So while scrolling down your feed, you find a borderline offensive but darkly humorous Facebook post that you’re dying to share or you notice that you’ve been tagged in a couple of party photos.
If you find yourself under this kind of dilemma, you should probably rethink before sharing that photo or status. Chances are, prospective employers might be watching and you wouldn’t want to share that greasy photo of yourself spazzed out in the living room while you’re still on the lookout for a job, right?
A survey administered by Careerbuilder.com asserted that 60% of employers and recruiters utilize social media to scout and review prospective candidates, so whatever you share on social media can make or break your career exploits.
So what can you do in the meantime? While you’re still waiting for prospective job employers to respond, here’s what you should show and not show on social media while you’re job-hunting:
Do Not Show Unflattering Photos
While it’s a given that your LinkedIn account has to look professional (since that’s what LinkedIn is really for), the rest of your social media accounts also have to follow suit. From your Twitter page down to your Instagram, you have to at least look presentable. You wouldn’t want people to have access to unflattering photos of last night’s inuman session, right? Whether your posts are set to “Friends Only” or not, your posts, after all, are still public. It’s best to apply the same kind of tone and caution when it comes to commenting on your other friends’ posts, too.
Do Stay Consistent
If you intend to show photos of your current and previous work, you have to make sure that they match what you’ve written about yourself on your resume. You wouldn’t want to use a photo of yourself as a broadcaster from two years ago when you’re already a makeup artist elsewhere, right? In a way, your social media account is also your online portfolio by default. Learn to tweak your profile so that your employers would also know what you’re legitimately doing.
Do Use a More Professional Username
Although it’s expected that you’ll sound more cordial in your LinkedIn profile, it’s best to maintain a similar tone when it comes to your other social media accounts. Recruiters would find it hard to take you seriously if your Google e-mail address has “shinyunicorn260” as its name – sure, you got a kick out of that during your high school years but not in the professional world. Pick a username that you can keep professionally – the first initial of your name and your surname can do – and stay consistent with the rest of your accounts so it would be easier for prospective employers to keep track of where to find you.
Do Stay Conscious and Concise
How you use your words online says a lot about you, especially on LinkedIn – you wouldn’t want to look as though your professional accounts can only do so much. Be wary of your sentence construction and your grammar online. Unless your tweets are locked, everything that you post online are under public domain and you’re literally putting yourself out there, so in order to sound good, you’ll still have to be more mindful of the language that you use.

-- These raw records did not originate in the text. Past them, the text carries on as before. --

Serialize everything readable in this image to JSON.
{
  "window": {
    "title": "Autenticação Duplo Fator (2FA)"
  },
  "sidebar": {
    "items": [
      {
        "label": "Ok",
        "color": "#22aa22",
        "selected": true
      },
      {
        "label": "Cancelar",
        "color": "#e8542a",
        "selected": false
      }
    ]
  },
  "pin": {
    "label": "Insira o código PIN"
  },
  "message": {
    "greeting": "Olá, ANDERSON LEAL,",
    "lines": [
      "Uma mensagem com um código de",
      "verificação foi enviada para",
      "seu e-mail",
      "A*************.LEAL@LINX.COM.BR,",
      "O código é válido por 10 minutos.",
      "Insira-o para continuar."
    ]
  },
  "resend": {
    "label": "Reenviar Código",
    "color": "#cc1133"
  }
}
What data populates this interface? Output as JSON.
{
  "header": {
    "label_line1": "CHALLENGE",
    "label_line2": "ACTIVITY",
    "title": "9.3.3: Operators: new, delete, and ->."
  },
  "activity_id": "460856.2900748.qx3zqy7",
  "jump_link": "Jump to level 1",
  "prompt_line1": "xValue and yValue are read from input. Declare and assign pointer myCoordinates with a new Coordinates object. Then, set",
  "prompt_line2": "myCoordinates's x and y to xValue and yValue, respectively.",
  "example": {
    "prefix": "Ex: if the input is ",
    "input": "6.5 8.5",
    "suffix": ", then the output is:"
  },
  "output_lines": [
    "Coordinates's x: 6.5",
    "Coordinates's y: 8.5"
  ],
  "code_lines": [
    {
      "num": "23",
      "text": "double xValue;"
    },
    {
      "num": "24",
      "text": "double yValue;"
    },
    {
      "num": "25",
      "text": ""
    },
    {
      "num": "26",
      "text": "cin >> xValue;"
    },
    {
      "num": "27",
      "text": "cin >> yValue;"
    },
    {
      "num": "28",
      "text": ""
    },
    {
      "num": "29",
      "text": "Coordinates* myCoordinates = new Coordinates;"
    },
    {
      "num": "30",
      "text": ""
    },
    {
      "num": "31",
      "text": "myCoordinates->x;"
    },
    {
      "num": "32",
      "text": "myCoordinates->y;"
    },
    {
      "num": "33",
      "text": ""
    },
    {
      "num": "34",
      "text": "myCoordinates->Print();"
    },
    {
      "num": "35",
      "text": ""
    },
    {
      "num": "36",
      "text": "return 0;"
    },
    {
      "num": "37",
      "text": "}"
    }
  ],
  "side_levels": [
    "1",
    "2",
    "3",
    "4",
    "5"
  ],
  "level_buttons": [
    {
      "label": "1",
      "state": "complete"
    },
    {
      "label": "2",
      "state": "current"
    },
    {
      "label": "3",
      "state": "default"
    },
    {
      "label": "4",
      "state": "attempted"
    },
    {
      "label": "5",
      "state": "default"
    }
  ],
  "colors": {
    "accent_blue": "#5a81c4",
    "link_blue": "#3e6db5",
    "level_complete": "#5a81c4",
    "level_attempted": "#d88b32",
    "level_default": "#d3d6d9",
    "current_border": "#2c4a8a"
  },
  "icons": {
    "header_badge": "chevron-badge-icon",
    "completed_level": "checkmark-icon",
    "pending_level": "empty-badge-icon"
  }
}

Do Stay Positive
Realistically speaking, it’s impossible to stay positive all the time, but if your Timeline is mostly filled with complaints, derogatory remarks and hate posts against an individual or other people (including troll comments!), your possible employers might get turned off and not grant you that interview.
Don’t Complain About Your Current Job
Try not to talk about your current job while you’re seeking employment elsewhere. Or if it’s unavoidable, do so with extra caution. Whatever you post on social media can be taken against you.
Do Keep A Social Media Presence
We know it sounds contradicting telling you not to deactivate your social media accounts when you have to hide your less-than-appealing photos and posts, but ironically, you’ll regret deactivating your account while job hunting. Every single opportunity is available in social media: you can easily find jobs online and all it takes is for you to Like and Follow prospective employers and their respective brand pages.
Join Facebook groups or create an online network of friends on Twitter that also share the same interests as you. Having a social media presence is especially important if you want to know more about the industry you are eyeing. Stay active but do so responsibly.
And most importantly…
While it’s encouraged to put a little more thought about what you reveal and how you behave on social media, it’s still completely okay to be yourself on your accounts. Recruiters are trained to weed out sketchy candidates so your social media presence should still reflect your personality, your likes and dislikes, and what you strongly believe in. But as with anything in life, it should be done in moderation.